“Right now, we’re projecting approximately half the mortality in Austin per capita compared to several other big cities in the state,” Spencer Fox, Associate Director of the UT COVID-19 Modeling Consortium, said.
COVID-19 situation in Austin
According to Fox, Austin’s drop in coronavirus cases has to do with a few things: “In general people continuing to take precautions like wearing masks and socially distancing while out, and then combined with the really rapid vaccine rollout and buildup of immunity in our community.”
Fox said he was hopeful that the downward trend would continue if people keep taking precautions and getting vaccinated.
“There’s a lot of reasons to be optimistic about what our city has in store over the next few months. As vaccinations continue to roll out, we’ll just continue to see greater numbers of immunity, our population will, which will protect us from future spread,” said Fox.
Talking about a new variant in Central Texas, Fox said the officials will be keeping a close eye on the Delta Variant.
“What we’re thinking about right now over the next few months is what influence the variations, especially the Delta variant, could have on transmission in our community over the next few months,” he said.
Delta Variant Infections
As of Friday, Williamson County recorded three cases of the Delta Variant.

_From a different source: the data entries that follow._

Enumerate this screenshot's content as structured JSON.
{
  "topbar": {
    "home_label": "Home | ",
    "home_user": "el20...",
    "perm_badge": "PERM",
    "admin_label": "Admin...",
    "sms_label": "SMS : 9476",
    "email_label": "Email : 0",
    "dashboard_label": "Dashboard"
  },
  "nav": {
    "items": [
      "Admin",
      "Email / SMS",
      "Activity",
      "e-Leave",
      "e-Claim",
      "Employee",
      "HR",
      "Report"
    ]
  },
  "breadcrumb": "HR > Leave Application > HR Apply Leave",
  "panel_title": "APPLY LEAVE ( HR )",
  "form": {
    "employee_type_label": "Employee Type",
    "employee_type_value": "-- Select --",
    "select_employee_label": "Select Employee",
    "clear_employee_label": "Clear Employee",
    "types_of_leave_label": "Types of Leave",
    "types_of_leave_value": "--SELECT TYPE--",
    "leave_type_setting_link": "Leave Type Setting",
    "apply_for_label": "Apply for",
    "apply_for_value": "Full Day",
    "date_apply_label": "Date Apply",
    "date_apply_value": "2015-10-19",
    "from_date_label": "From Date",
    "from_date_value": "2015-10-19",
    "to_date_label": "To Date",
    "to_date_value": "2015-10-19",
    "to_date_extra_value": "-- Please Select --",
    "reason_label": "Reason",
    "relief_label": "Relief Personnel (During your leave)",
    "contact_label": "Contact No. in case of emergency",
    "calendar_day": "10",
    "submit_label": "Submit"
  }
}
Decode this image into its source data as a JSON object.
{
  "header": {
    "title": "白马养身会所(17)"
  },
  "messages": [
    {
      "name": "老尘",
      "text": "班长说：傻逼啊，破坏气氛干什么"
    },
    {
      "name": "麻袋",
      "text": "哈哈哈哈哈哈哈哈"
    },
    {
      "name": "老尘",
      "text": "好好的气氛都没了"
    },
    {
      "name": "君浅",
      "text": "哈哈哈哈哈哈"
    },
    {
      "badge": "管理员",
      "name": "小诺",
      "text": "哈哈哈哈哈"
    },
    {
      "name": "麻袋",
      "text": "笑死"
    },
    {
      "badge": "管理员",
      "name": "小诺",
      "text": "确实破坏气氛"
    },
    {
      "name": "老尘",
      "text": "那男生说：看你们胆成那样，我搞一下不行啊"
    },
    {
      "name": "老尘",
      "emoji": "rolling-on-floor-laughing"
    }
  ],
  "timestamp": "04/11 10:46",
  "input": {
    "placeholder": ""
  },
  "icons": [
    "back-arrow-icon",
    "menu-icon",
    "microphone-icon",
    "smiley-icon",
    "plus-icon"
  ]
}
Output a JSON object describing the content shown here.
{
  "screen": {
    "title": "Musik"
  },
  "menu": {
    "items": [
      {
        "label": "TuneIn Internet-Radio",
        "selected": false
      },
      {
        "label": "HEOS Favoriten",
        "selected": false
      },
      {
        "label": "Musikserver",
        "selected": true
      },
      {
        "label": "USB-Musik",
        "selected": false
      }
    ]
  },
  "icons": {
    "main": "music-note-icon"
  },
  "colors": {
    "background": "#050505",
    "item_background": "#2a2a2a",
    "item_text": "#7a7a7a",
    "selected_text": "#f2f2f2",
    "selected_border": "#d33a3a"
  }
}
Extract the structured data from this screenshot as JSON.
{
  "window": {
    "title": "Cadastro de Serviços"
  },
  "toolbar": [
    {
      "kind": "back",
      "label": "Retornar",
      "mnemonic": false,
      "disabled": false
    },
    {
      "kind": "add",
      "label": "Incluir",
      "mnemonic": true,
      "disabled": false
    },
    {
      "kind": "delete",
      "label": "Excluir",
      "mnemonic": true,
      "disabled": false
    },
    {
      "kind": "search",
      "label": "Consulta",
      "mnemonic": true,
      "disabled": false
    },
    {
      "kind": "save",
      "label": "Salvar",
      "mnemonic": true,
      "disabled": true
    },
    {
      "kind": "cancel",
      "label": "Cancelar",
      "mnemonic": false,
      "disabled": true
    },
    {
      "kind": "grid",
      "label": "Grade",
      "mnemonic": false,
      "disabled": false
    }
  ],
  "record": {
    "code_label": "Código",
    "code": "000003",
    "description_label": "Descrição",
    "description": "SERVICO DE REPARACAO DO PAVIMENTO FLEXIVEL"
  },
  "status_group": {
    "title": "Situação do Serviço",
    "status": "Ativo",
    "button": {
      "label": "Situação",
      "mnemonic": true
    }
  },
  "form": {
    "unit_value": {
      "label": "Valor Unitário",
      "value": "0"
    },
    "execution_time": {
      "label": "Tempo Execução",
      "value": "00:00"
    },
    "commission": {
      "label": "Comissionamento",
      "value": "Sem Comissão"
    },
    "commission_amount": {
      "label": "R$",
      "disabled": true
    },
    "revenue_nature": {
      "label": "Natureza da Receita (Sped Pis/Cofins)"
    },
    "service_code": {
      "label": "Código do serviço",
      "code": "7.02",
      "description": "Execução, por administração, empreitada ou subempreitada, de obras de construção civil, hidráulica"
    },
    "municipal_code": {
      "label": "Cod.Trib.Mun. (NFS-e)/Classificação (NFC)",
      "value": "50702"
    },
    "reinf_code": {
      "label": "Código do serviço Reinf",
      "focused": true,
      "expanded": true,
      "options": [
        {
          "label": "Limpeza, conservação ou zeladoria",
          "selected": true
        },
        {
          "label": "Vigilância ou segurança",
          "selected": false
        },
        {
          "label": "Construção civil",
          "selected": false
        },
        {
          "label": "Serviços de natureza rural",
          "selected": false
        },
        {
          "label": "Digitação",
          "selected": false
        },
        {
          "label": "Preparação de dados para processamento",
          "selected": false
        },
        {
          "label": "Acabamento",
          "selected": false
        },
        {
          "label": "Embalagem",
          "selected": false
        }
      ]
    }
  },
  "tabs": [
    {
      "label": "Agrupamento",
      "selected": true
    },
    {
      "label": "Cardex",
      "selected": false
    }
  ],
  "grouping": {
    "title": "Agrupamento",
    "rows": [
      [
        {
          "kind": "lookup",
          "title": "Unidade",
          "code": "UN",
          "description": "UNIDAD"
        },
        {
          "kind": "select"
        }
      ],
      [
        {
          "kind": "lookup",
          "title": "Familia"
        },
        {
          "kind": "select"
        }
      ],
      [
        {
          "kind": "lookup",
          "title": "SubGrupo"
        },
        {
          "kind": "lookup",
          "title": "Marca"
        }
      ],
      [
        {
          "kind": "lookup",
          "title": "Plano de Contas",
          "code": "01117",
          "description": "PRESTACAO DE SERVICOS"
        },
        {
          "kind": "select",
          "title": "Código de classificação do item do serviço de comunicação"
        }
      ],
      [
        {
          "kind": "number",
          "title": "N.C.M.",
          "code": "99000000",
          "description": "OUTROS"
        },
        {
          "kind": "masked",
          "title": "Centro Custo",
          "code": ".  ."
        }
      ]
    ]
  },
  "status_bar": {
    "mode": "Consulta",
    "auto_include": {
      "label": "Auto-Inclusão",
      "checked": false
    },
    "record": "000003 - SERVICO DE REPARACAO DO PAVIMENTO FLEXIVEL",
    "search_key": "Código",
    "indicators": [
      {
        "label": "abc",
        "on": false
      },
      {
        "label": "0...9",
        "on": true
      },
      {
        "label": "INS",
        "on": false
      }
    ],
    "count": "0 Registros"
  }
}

None of these people were immunized.
Officials claim that this variant is more transmissible than the existing variant, although it is uncertain whether it is more dangerous. According to WILCO’s chief epidemiologist, if you are vaccinated, this will have little effect on you.
“People who are completely vaccinated don’t have anything to worry about since they are protected against severe illness, hospitalizations, and fatalities, particularly with the Delta Variant,” said Allison Stewart, Lead Epidemiologist for Williamson County.
Fox says that Austin has not reached total herd immunity yet, but when precautions taken by residents and vaccination rates are considered, he says “we have reached some level of transient herd immunity.”